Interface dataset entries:
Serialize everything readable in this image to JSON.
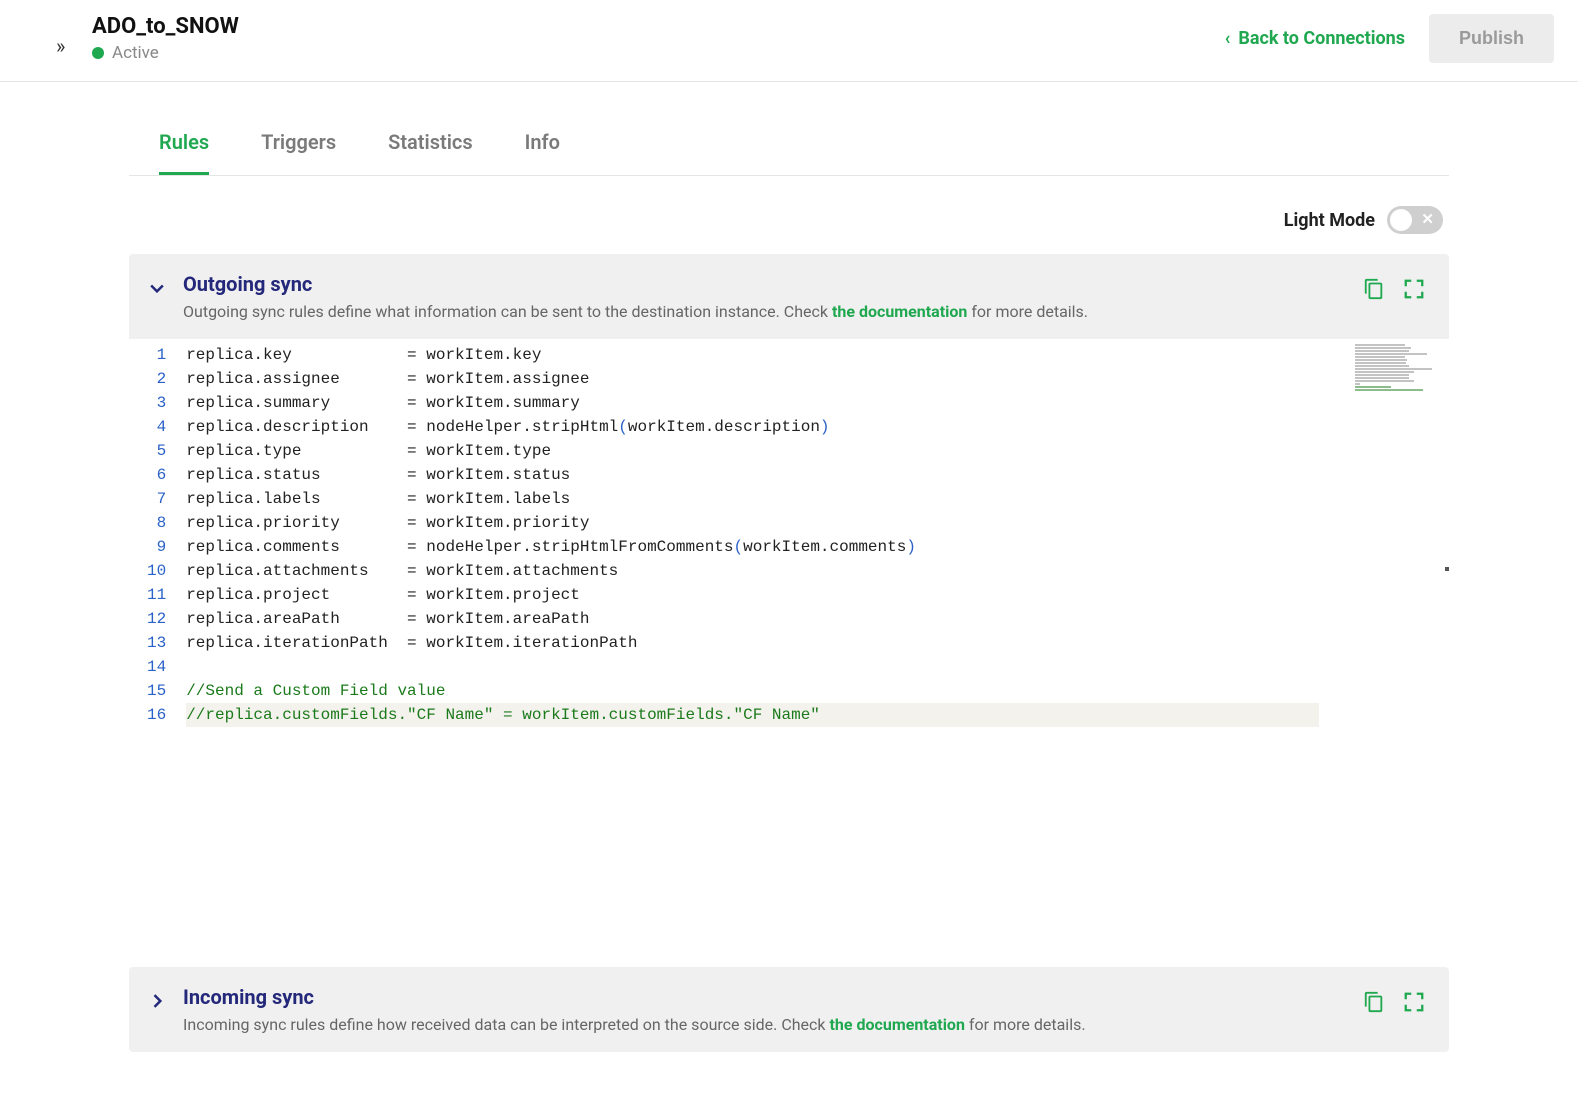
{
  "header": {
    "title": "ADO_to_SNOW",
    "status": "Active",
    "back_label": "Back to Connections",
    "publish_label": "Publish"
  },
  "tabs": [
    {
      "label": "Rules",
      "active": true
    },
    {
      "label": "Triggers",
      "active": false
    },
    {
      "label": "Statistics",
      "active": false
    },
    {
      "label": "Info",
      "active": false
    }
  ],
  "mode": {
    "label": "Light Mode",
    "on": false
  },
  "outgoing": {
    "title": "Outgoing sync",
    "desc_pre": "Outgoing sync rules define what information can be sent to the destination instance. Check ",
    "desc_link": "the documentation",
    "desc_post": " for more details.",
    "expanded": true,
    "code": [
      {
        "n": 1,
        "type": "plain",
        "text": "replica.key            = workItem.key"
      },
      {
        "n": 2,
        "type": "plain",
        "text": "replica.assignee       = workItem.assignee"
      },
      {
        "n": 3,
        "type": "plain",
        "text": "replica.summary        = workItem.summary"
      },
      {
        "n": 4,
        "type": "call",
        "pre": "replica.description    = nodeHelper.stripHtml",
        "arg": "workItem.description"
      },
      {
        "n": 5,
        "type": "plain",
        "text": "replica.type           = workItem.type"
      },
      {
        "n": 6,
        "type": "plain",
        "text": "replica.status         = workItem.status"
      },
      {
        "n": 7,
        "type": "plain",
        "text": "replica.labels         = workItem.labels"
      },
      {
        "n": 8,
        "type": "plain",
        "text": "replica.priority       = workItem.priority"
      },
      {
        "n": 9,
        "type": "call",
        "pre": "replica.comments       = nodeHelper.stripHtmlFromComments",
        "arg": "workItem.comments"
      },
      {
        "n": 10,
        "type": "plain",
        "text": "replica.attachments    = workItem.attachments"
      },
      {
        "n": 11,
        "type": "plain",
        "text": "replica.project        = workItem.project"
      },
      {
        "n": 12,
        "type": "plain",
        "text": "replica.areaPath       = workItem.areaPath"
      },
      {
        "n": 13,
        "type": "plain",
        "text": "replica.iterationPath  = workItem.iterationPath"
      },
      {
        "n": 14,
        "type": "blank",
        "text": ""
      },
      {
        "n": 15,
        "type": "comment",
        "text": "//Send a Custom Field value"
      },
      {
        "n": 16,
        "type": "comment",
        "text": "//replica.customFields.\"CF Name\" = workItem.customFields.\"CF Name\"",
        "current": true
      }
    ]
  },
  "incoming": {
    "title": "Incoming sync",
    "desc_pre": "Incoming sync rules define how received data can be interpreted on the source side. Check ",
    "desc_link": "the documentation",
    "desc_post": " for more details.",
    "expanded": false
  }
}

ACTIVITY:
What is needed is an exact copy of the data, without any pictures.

EXERCISE OUTPUT:
Serialize everything readable in this image to JSON.
{
  "header": {
    "title": "ADO_to_SNOW",
    "status": "Active",
    "back_label": "Back to Connections",
    "publish_label": "Publish"
  },
  "tabs": [
    {
      "label": "Rules",
      "active": true
    },
    {
      "label": "Triggers",
      "active": false
    },
    {
      "label": "Statistics",
      "active": false
    },
    {
      "label": "Info",
      "active": false
    }
  ],
  "mode": {
    "label": "Light Mode",
    "on": false
  },
  "outgoing": {
    "title": "Outgoing sync",
    "desc_pre": "Outgoing sync rules define what information can be sent to the destination instance. Check ",
    "desc_link": "the documentation",
    "desc_post": " for more details.",
    "expanded": true,
    "code": [
      {
        "n": 1,
        "type": "plain",
        "text": "replica.key            = workItem.key"
      },
      {
        "n": 2,
        "type": "plain",
        "text": "replica.assignee       = workItem.assignee"
      },
      {
        "n": 3,
        "type": "plain",
        "text": "replica.summary        = workItem.summary"
      },
      {
        "n": 4,
        "type": "call",
        "pre": "replica.description    = nodeHelper.stripHtml",
        "arg": "workItem.description"
      },
      {
        "n": 5,
        "type": "plain",
        "text": "replica.type           = workItem.type"
      },
      {
        "n": 6,
        "type": "plain",
        "text": "replica.status         = workItem.status"
      },
      {
        "n": 7,
        "type": "plain",
        "text": "replica.labels         = workItem.labels"
      },
      {
        "n": 8,
        "type": "plain",
        "text": "replica.priority       = workItem.priority"
      },
      {
        "n": 9,
        "type": "call",
        "pre": "replica.comments       = nodeHelper.stripHtmlFromComments",
        "arg": "workItem.comments"
      },
      {
        "n": 10,
        "type": "plain",
        "text": "replica.attachments    = workItem.attachments"
      },
      {
        "n": 11,
        "type": "plain",
        "text": "replica.project        = workItem.project"
      },
      {
        "n": 12,
        "type": "plain",
        "text": "replica.areaPath       = workItem.areaPath"
      },
      {
        "n": 13,
        "type": "plain",
        "text": "replica.iterationPath  = workItem.iterationPath"
      },
      {
        "n": 14,
        "type": "blank",
        "text": ""
      },
      {
        "n": 15,
        "type": "comment",
        "text": "//Send a Custom Field value"
      },
      {
        "n": 16,
        "type": "comment",
        "text": "//replica.customFields.\"CF Name\" = workItem.customFields.\"CF Name\"",
        "current": true
      }
    ]
  },
  "incoming": {
    "title": "Incoming sync",
    "desc_pre": "Incoming sync rules define how received data can be interpreted on the source side. Check ",
    "desc_link": "the documentation",
    "desc_post": " for more details.",
    "expanded": false
  }
}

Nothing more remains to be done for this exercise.